[Excerpts from a dataset]
*** Begin section ***

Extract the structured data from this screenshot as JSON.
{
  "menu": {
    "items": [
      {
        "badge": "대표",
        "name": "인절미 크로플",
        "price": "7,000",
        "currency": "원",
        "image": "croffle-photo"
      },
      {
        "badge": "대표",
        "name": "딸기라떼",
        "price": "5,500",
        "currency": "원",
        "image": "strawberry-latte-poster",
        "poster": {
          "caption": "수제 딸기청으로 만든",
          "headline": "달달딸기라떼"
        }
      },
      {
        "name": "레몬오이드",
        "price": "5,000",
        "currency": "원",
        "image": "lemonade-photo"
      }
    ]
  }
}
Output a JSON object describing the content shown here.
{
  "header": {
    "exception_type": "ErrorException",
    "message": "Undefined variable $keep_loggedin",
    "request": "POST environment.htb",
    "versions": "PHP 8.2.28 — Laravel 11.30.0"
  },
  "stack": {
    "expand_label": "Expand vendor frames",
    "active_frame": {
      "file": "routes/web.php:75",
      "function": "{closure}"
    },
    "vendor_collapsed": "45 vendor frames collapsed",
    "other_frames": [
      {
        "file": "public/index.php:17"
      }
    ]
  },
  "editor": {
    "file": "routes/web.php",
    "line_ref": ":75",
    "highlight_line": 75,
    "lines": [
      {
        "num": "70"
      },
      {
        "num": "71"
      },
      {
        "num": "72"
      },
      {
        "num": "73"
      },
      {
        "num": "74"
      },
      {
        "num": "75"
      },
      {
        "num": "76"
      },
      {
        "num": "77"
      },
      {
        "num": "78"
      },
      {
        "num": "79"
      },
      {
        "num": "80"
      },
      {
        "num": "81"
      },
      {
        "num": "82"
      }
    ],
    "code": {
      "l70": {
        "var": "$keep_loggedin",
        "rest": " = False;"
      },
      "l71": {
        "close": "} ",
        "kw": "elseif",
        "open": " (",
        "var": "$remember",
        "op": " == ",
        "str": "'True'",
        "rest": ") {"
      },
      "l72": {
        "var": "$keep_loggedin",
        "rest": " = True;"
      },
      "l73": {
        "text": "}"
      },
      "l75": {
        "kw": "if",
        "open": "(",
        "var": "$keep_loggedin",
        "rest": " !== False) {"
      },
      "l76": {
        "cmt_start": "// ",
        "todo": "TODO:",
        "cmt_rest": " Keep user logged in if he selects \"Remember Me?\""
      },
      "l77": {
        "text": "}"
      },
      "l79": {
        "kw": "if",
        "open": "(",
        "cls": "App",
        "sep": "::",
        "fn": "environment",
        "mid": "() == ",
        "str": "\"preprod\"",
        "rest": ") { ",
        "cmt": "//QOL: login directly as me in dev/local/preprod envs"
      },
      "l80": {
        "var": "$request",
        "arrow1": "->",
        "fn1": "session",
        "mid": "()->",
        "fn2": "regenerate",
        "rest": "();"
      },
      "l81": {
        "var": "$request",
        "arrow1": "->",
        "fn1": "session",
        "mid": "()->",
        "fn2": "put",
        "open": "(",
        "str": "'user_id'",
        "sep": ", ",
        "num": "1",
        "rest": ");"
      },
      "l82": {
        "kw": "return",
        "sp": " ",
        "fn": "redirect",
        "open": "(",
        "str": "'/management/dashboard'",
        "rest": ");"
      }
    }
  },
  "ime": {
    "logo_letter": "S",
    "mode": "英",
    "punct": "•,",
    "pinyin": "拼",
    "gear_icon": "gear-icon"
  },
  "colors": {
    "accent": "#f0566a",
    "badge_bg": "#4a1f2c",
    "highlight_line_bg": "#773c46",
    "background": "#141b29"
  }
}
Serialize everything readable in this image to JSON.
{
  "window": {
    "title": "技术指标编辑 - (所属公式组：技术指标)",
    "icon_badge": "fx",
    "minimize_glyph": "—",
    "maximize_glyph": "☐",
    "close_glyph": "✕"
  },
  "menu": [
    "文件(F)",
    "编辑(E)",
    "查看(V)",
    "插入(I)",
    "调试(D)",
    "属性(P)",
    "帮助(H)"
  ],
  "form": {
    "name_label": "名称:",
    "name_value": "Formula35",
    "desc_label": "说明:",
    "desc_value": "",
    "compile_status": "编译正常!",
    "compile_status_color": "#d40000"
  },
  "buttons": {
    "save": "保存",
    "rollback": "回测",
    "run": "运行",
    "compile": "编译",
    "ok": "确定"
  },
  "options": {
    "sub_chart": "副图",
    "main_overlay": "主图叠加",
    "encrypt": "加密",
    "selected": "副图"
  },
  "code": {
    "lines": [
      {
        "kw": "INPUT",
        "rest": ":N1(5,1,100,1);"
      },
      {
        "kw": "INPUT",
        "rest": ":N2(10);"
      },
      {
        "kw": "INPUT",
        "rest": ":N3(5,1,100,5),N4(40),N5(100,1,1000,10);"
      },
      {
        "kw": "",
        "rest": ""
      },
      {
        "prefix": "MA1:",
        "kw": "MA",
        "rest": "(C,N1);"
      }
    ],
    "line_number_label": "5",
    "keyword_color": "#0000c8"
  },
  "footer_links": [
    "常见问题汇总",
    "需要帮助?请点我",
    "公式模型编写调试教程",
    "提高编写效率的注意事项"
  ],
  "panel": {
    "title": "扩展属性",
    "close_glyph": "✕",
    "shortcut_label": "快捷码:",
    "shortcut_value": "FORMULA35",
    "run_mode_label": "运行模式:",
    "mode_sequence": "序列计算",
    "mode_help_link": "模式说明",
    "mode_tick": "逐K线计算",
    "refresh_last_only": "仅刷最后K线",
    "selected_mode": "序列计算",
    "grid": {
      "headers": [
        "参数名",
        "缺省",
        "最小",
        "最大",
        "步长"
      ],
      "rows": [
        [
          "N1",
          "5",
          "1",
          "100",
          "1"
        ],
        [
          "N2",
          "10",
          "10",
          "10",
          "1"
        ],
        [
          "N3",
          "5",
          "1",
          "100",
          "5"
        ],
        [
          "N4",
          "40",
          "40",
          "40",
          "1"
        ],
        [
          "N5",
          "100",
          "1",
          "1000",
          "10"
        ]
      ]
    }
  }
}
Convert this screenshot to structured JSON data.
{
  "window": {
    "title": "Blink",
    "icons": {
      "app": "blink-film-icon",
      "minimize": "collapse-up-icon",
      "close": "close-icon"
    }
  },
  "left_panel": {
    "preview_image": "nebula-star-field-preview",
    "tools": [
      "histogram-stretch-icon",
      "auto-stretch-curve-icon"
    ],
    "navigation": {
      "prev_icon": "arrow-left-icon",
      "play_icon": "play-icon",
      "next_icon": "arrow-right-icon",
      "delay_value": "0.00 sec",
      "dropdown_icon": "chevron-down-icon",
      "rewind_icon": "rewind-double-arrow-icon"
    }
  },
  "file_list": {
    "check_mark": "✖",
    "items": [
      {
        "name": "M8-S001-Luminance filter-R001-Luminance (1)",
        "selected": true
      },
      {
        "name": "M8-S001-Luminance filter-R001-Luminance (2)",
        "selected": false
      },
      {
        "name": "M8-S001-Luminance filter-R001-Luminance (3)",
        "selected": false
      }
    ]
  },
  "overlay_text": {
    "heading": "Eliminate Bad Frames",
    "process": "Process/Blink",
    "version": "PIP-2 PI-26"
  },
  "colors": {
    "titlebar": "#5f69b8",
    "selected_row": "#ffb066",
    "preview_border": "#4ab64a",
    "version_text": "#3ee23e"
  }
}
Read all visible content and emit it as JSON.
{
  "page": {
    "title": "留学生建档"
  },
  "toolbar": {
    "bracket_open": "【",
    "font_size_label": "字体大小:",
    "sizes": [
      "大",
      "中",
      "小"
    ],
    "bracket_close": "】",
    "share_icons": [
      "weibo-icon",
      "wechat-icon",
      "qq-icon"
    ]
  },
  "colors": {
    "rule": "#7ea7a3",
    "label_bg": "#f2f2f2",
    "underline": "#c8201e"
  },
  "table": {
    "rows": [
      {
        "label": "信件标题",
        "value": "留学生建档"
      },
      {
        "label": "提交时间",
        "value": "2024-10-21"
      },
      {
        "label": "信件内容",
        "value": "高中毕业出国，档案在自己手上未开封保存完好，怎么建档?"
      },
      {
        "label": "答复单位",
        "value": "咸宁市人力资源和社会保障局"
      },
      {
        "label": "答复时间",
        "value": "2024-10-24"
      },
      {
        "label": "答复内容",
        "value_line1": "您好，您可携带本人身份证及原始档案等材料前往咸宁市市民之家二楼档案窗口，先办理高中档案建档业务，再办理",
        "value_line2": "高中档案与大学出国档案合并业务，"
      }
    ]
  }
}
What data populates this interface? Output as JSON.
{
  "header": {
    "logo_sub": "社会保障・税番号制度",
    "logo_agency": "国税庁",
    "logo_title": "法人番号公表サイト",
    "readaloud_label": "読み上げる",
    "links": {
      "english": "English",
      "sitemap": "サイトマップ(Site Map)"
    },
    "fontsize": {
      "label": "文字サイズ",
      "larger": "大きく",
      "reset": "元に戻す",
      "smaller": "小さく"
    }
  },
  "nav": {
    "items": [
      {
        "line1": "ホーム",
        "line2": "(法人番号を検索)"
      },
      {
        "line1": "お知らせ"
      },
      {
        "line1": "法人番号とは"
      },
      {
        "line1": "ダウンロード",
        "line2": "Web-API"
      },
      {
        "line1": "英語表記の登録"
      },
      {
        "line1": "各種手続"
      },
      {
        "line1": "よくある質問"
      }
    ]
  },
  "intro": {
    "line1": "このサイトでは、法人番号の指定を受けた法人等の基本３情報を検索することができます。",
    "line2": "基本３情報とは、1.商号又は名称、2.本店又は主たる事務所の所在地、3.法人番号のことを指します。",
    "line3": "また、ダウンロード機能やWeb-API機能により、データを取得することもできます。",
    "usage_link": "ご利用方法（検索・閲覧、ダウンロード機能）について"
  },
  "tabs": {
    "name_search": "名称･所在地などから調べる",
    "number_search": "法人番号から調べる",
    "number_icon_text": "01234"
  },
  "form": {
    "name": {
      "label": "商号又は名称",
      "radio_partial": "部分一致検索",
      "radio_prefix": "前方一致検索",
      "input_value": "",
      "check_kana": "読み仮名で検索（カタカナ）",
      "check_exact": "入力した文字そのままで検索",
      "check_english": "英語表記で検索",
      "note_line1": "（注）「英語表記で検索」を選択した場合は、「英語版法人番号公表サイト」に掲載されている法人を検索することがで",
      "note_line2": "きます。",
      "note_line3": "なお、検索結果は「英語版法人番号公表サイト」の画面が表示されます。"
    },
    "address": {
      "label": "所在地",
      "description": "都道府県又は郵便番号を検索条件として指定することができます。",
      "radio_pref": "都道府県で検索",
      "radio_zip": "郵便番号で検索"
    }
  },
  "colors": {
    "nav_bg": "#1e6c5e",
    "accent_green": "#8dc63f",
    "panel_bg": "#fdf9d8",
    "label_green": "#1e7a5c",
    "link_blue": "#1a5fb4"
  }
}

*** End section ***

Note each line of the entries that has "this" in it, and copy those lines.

◆ Exercise answer:
Extract the structured data from this screenshot as JSON.
Serialize everything readable in this image to JSON.
Convert this screenshot to structured JSON data.
What data populates this interface? Output as JSON.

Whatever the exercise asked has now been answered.